**YOUR TASK**
All of the entries must be output exactly as they are.

Element data from apps and pages
..............................
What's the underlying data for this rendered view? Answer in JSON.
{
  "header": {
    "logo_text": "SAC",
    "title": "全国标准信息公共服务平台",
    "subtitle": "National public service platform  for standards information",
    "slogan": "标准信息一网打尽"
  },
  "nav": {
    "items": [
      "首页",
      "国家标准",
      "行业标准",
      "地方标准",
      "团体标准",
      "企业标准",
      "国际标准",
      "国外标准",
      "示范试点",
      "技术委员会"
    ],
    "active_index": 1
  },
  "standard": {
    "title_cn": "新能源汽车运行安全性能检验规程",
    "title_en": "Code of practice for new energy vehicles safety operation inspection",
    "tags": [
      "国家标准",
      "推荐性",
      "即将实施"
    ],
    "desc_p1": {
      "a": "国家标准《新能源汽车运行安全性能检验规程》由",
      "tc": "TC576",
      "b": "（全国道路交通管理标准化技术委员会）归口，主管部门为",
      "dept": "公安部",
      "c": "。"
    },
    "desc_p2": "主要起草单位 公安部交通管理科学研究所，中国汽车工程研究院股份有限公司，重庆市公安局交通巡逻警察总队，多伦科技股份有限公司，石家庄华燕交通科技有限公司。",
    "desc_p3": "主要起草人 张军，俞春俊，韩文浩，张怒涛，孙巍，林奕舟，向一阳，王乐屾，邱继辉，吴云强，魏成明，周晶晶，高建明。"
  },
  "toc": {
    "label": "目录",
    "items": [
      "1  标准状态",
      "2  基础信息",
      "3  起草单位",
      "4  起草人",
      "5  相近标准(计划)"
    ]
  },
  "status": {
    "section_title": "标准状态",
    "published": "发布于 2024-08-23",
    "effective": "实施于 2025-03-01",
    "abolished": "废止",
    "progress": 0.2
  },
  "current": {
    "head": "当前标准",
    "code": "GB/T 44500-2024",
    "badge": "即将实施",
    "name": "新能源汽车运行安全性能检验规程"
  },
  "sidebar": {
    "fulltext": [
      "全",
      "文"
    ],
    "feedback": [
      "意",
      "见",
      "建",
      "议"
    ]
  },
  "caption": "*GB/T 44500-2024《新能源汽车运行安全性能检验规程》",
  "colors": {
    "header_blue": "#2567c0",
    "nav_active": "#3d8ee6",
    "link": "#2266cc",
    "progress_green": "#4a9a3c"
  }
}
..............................
**ANSWER TO THIS PROBLEM**
What's the underlying data for this rendered view? Answer in JSON.
{
  "header": {
    "logo_text": "SAC",
    "title": "全国标准信息公共服务平台",
    "subtitle": "National public service platform  for standards information",
    "slogan": "标准信息一网打尽"
  },
  "nav": {
    "items": [
      "首页",
      "国家标准",
      "行业标准",
      "地方标准",
      "团体标准",
      "企业标准",
      "国际标准",
      "国外标准",
      "示范试点",
      "技术委员会"
    ],
    "active_index": 1
  },
  "standard": {
    "title_cn": "新能源汽车运行安全性能检验规程",
    "title_en": "Code of practice for new energy vehicles safety operation inspection",
    "tags": [
      "国家标准",
      "推荐性",
      "即将实施"
    ],
    "desc_p1": {
      "a": "国家标准《新能源汽车运行安全性能检验规程》由",
      "tc": "TC576",
      "b": "（全国道路交通管理标准化技术委员会）归口，主管部门为",
      "dept": "公安部",
      "c": "。"
    },
    "desc_p2": "主要起草单位 公安部交通管理科学研究所，中国汽车工程研究院股份有限公司，重庆市公安局交通巡逻警察总队，多伦科技股份有限公司，石家庄华燕交通科技有限公司。",
    "desc_p3": "主要起草人 张军，俞春俊，韩文浩，张怒涛，孙巍，林奕舟，向一阳，王乐屾，邱继辉，吴云强，魏成明，周晶晶，高建明。"
  },
  "toc": {
    "label": "目录",
    "items": [
      "1  标准状态",
      "2  基础信息",
      "3  起草单位",
      "4  起草人",
      "5  相近标准(计划)"
    ]
  },
  "status": {
    "section_title": "标准状态",
    "published": "发布于 2024-08-23",
    "effective": "实施于 2025-03-01",
    "abolished": "废止",
    "progress": 0.2
  },
  "current": {
    "head": "当前标准",
    "code": "GB/T 44500-2024",
    "badge": "即将实施",
    "name": "新能源汽车运行安全性能检验规程"
  },
  "sidebar": {
    "fulltext": [
      "全",
      "文"
    ],
    "feedback": [
      "意",
      "见",
      "建",
      "议"
    ]
  },
  "caption": "*GB/T 44500-2024《新能源汽车运行安全性能检验规程》",
  "colors": {
    "header_blue": "#2567c0",
    "nav_active": "#3d8ee6",
    "link": "#2266cc",
    "progress_green": "#4a9a3c"
  }
}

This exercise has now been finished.